## EXERCISE DETAILS
Looking at the data below, report how many lines contain "Receivables", with no other words.

++++ SUPPLIED RECORDS

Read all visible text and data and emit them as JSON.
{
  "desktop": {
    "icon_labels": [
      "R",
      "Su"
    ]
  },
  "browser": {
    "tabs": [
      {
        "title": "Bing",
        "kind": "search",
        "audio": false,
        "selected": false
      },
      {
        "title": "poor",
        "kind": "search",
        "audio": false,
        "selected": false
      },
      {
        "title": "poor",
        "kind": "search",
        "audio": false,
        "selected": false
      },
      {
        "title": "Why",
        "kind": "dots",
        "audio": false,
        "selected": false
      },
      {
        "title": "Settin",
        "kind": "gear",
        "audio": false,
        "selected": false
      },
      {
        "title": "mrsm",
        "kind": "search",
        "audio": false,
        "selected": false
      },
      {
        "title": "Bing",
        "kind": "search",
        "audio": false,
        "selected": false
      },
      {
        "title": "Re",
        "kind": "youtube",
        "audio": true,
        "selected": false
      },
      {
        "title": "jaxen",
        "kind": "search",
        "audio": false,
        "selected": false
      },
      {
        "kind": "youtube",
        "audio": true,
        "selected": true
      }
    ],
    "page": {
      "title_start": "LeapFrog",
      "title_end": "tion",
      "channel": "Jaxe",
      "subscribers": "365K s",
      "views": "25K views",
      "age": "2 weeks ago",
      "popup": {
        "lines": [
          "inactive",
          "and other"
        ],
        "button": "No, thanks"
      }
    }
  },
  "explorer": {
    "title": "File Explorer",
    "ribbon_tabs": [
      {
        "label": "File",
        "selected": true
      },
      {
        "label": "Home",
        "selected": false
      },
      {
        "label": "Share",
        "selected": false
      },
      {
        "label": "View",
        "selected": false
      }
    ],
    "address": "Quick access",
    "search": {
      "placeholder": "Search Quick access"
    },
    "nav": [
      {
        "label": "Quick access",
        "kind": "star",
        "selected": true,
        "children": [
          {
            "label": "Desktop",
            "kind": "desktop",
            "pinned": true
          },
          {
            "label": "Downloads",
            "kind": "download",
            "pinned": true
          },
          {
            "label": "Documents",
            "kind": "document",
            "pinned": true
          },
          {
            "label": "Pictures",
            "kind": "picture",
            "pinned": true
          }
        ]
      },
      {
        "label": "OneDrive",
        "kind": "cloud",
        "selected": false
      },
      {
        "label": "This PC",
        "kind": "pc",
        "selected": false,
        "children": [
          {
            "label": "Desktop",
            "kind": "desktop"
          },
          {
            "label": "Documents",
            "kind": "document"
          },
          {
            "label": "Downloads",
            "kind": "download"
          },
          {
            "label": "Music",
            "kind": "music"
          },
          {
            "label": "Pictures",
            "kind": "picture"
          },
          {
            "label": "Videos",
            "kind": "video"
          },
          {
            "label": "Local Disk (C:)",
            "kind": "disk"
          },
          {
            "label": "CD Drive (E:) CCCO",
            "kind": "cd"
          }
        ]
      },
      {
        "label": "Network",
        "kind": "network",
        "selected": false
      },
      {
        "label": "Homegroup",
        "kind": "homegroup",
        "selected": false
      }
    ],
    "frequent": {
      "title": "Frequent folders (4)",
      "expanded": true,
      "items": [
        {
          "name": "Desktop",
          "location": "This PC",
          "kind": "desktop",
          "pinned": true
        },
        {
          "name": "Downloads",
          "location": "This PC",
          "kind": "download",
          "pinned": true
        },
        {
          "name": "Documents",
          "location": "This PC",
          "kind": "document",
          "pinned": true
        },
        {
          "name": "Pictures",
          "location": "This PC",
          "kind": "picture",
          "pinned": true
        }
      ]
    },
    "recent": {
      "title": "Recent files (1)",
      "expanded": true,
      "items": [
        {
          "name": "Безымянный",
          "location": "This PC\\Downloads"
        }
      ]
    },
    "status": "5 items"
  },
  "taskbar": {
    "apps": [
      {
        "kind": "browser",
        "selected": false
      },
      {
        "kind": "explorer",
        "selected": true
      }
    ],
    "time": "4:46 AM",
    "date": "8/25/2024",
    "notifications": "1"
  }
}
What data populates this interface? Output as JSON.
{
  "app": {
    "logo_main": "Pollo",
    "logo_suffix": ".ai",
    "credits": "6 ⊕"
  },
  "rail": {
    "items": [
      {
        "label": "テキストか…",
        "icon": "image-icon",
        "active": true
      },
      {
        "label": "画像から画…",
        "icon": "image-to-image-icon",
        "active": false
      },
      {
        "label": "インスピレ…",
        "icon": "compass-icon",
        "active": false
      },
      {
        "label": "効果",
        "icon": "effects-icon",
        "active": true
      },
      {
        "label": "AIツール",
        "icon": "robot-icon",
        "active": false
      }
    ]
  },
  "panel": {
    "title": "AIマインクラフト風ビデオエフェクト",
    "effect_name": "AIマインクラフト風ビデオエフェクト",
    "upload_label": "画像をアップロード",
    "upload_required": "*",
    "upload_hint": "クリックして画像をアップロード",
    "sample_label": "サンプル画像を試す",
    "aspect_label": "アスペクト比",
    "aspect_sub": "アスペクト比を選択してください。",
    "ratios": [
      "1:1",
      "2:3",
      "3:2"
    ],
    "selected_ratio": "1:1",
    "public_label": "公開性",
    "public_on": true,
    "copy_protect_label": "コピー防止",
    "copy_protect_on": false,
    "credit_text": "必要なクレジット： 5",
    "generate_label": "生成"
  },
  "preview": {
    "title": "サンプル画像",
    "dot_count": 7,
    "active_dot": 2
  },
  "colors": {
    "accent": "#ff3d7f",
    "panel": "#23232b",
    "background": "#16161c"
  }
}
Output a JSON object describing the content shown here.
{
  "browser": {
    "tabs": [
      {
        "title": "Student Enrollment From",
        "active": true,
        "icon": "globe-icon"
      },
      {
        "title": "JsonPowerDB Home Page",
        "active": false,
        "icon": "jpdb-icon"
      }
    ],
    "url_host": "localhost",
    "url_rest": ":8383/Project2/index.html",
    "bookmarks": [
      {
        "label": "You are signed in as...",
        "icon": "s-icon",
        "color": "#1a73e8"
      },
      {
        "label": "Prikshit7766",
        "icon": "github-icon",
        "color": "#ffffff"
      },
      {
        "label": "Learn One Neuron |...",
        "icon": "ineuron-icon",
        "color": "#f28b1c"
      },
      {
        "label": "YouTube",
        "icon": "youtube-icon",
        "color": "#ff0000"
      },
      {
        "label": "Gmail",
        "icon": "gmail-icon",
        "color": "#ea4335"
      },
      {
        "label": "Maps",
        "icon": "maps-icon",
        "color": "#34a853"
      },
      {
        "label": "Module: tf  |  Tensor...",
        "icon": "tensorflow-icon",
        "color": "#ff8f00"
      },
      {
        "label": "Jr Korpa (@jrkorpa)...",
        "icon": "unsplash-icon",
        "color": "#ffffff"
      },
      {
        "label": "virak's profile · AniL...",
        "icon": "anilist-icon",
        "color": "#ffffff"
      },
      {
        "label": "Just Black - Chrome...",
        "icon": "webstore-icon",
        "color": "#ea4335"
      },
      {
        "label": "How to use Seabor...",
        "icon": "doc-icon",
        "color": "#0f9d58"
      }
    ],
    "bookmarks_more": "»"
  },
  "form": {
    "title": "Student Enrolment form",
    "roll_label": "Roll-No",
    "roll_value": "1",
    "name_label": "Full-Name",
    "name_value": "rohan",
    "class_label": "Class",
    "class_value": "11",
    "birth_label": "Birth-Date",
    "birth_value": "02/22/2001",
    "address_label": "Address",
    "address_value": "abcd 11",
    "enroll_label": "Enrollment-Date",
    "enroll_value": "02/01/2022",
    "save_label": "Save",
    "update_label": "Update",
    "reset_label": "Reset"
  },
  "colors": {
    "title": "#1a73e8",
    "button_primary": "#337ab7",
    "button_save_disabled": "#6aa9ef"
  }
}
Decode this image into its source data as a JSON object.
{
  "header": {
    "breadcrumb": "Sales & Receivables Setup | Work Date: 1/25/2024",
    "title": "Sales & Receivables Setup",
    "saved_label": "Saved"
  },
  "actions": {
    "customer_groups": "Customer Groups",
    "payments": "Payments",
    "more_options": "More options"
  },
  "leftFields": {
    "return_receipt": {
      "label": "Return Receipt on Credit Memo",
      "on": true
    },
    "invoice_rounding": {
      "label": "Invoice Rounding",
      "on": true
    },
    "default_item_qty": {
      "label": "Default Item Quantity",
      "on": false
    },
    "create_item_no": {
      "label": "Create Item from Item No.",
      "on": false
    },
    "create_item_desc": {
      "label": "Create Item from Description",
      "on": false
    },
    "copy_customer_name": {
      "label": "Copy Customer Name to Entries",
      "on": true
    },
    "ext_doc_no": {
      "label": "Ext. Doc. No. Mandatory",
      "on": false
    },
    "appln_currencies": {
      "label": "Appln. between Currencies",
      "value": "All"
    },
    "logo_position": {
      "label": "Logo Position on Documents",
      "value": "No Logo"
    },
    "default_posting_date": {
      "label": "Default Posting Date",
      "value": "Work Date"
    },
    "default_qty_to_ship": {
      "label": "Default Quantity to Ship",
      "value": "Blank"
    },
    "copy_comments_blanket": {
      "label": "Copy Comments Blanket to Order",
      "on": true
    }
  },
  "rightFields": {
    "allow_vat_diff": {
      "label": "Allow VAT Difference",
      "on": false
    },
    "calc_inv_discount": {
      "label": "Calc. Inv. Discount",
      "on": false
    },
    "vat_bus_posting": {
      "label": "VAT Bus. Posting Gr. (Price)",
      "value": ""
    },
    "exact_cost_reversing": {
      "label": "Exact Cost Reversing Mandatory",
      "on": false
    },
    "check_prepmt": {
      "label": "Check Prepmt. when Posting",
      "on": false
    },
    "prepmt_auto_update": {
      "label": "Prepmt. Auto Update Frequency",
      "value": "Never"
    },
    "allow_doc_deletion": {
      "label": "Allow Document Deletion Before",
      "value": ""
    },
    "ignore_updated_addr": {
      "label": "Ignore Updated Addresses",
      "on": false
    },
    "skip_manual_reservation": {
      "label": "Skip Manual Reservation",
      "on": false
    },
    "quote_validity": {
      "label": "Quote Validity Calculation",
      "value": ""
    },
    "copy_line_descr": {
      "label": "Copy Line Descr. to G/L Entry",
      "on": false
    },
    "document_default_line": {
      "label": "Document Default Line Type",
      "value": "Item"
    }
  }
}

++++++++

## RESPONSE TO THIS EXERCISE
2